Your answer consists of the lines in the data that contain "JSON". Copy each of them.

[[ Recorded data, beginning ]]

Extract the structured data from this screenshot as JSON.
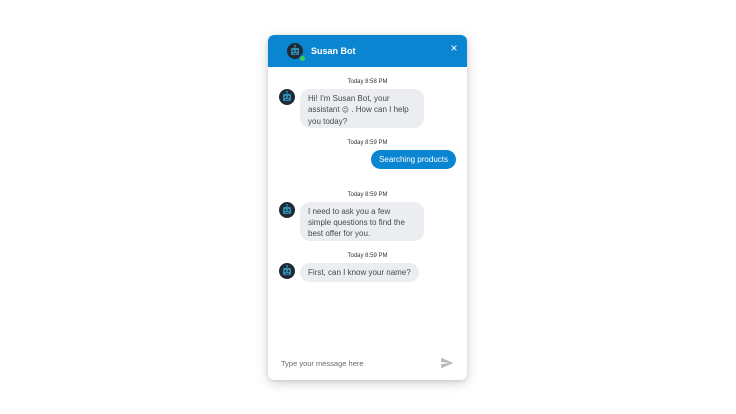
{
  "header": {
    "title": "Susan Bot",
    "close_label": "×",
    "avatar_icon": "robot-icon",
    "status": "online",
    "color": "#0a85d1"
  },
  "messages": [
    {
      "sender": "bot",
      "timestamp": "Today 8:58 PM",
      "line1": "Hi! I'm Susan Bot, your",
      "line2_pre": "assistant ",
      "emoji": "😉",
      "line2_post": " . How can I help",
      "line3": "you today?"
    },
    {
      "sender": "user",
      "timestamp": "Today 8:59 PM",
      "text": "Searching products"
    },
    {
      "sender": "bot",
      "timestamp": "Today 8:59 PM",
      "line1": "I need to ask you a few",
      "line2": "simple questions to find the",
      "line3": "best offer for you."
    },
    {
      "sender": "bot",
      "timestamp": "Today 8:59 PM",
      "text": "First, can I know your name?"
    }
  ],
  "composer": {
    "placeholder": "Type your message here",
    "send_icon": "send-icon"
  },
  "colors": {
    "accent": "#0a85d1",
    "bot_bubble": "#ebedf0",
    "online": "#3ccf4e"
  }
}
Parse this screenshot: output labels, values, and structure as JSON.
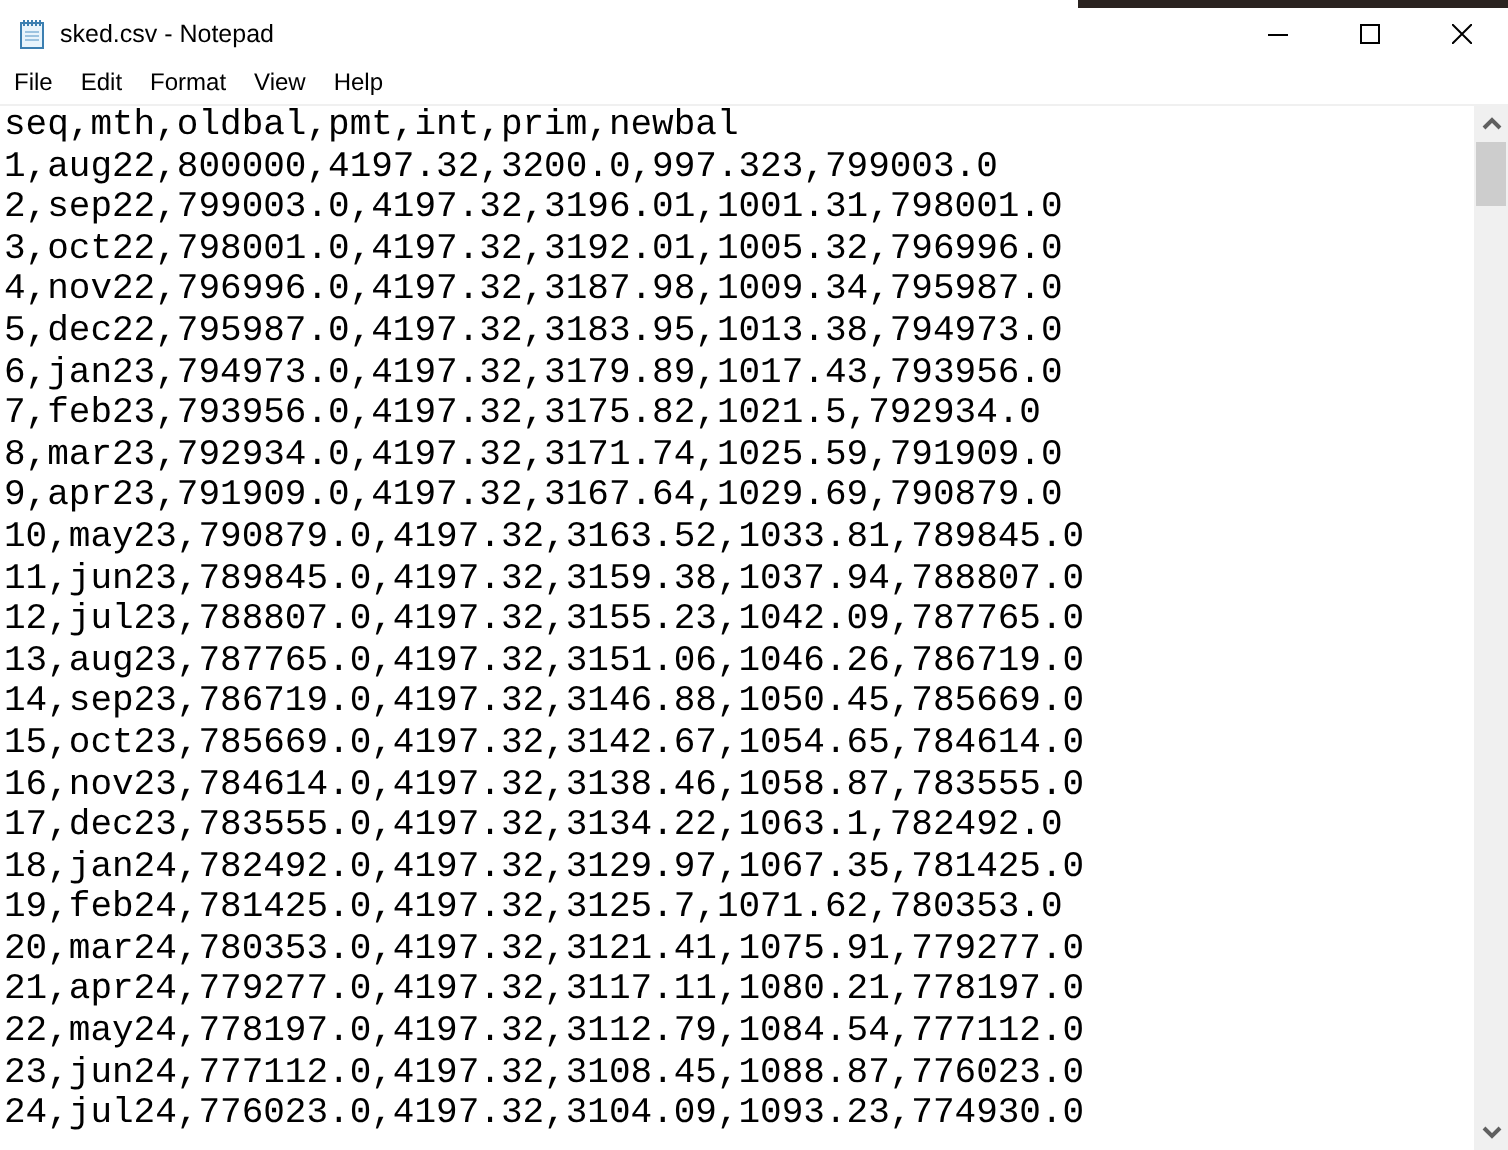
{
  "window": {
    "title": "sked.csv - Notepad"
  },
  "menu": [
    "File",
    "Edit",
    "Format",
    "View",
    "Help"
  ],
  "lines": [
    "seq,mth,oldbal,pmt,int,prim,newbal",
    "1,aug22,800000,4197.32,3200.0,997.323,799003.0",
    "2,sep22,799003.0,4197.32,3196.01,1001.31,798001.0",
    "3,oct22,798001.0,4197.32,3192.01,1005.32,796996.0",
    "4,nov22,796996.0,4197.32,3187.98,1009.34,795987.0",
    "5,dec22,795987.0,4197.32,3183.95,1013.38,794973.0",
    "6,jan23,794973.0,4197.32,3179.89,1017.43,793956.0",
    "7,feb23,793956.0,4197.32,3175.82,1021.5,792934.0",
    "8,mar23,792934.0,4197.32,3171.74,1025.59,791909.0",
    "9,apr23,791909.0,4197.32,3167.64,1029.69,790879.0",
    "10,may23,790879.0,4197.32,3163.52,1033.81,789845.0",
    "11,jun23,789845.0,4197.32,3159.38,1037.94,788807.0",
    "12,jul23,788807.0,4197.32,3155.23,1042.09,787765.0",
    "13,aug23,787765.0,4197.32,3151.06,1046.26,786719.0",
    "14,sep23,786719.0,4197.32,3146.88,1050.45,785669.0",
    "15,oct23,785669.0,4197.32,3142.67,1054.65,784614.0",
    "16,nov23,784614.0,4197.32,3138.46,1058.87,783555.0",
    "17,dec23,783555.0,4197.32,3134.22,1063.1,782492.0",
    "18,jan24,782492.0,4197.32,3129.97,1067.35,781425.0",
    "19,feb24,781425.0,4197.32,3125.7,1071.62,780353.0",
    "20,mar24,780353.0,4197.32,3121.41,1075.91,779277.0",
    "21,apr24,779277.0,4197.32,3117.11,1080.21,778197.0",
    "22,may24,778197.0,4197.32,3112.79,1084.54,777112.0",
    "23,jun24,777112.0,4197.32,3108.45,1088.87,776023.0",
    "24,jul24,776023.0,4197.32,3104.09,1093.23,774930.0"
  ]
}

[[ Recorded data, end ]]
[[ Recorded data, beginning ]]

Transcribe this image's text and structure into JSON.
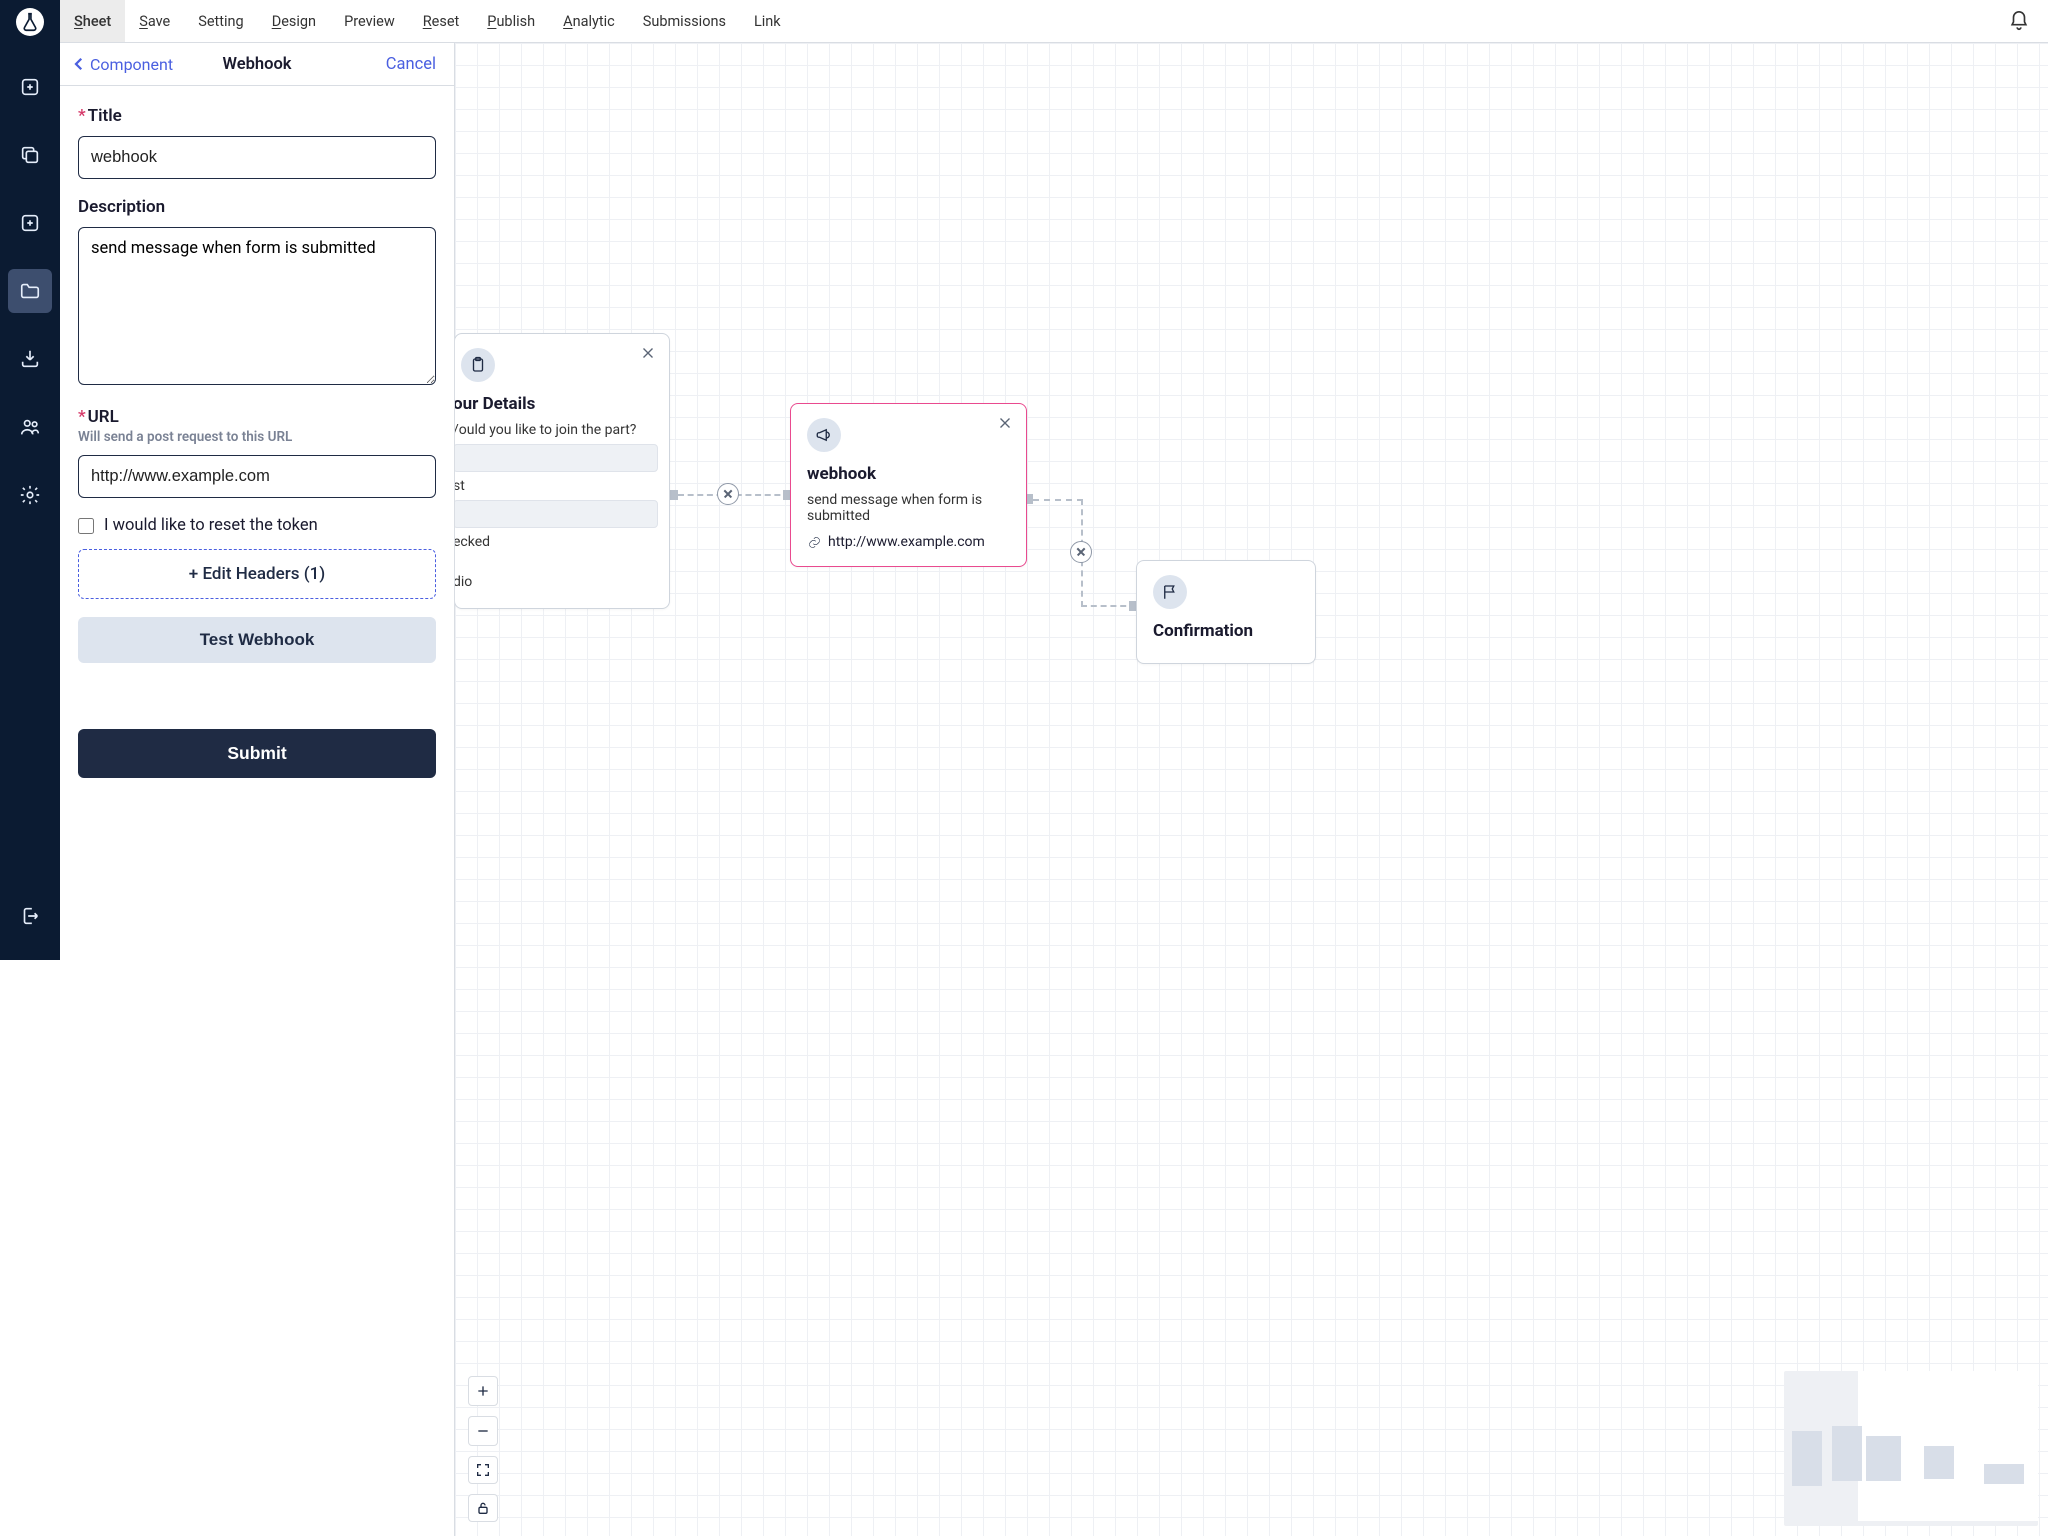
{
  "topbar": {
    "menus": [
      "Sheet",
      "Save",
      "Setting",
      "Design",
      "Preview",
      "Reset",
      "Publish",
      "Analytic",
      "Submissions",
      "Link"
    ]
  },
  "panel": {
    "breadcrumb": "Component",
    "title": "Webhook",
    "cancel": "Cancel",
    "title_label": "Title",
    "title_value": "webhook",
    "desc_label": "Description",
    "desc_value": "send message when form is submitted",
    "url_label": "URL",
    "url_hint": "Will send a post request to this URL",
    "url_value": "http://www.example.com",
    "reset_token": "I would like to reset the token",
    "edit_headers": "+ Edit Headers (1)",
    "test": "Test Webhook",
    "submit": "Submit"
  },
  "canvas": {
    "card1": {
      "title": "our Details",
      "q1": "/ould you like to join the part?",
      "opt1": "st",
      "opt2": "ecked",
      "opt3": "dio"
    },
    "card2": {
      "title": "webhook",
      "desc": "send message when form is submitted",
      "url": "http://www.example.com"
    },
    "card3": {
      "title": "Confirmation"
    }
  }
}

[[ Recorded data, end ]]

Answer space —
Extract the structured data from this screenshot as JSON.
Parse this screenshot: output labels, values, and structure as JSON.
Transcribe this image's text and structure into JSON.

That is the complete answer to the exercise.